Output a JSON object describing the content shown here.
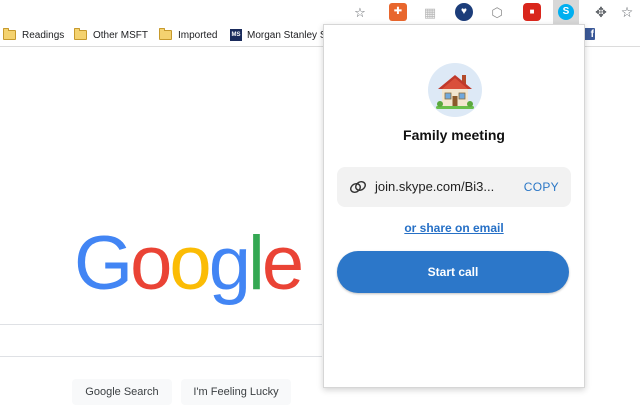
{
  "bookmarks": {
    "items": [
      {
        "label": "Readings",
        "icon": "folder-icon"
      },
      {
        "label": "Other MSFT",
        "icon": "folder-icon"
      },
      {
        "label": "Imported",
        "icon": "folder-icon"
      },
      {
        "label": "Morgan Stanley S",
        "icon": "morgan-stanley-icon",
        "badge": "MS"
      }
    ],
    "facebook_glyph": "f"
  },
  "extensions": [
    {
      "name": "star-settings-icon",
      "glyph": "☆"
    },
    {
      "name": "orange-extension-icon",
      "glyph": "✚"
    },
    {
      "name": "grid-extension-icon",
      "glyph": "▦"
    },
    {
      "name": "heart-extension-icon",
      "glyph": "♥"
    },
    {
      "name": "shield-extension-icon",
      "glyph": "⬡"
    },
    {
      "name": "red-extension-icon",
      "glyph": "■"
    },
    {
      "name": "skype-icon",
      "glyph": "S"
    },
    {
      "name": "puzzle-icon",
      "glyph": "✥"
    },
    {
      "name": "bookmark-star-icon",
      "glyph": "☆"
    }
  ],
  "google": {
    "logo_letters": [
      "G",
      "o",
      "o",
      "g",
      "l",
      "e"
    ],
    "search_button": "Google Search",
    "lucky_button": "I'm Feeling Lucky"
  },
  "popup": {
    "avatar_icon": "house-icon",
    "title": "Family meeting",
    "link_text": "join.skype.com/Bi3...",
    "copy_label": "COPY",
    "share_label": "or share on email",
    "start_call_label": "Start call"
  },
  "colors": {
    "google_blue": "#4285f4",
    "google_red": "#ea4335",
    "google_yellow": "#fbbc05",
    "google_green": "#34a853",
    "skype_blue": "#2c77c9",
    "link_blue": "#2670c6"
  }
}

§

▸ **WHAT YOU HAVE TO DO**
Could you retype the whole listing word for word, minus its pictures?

▸ **EXERCISE SOLUTION**
Output a JSON object describing the content shown here.
{
  "bookmarks": {
    "items": [
      {
        "label": "Readings",
        "icon": "folder-icon"
      },
      {
        "label": "Other MSFT",
        "icon": "folder-icon"
      },
      {
        "label": "Imported",
        "icon": "folder-icon"
      },
      {
        "label": "Morgan Stanley S",
        "icon": "morgan-stanley-icon",
        "badge": "MS"
      }
    ],
    "facebook_glyph": "f"
  },
  "extensions": [
    {
      "name": "star-settings-icon",
      "glyph": "☆"
    },
    {
      "name": "orange-extension-icon",
      "glyph": "✚"
    },
    {
      "name": "grid-extension-icon",
      "glyph": "▦"
    },
    {
      "name": "heart-extension-icon",
      "glyph": "♥"
    },
    {
      "name": "shield-extension-icon",
      "glyph": "⬡"
    },
    {
      "name": "red-extension-icon",
      "glyph": "■"
    },
    {
      "name": "skype-icon",
      "glyph": "S"
    },
    {
      "name": "puzzle-icon",
      "glyph": "✥"
    },
    {
      "name": "bookmark-star-icon",
      "glyph": "☆"
    }
  ],
  "google": {
    "logo_letters": [
      "G",
      "o",
      "o",
      "g",
      "l",
      "e"
    ],
    "search_button": "Google Search",
    "lucky_button": "I'm Feeling Lucky"
  },
  "popup": {
    "avatar_icon": "house-icon",
    "title": "Family meeting",
    "link_text": "join.skype.com/Bi3...",
    "copy_label": "COPY",
    "share_label": "or share on email",
    "start_call_label": "Start call"
  },
  "colors": {
    "google_blue": "#4285f4",
    "google_red": "#ea4335",
    "google_yellow": "#fbbc05",
    "google_green": "#34a853",
    "skype_blue": "#2c77c9",
    "link_blue": "#2670c6"
  }
}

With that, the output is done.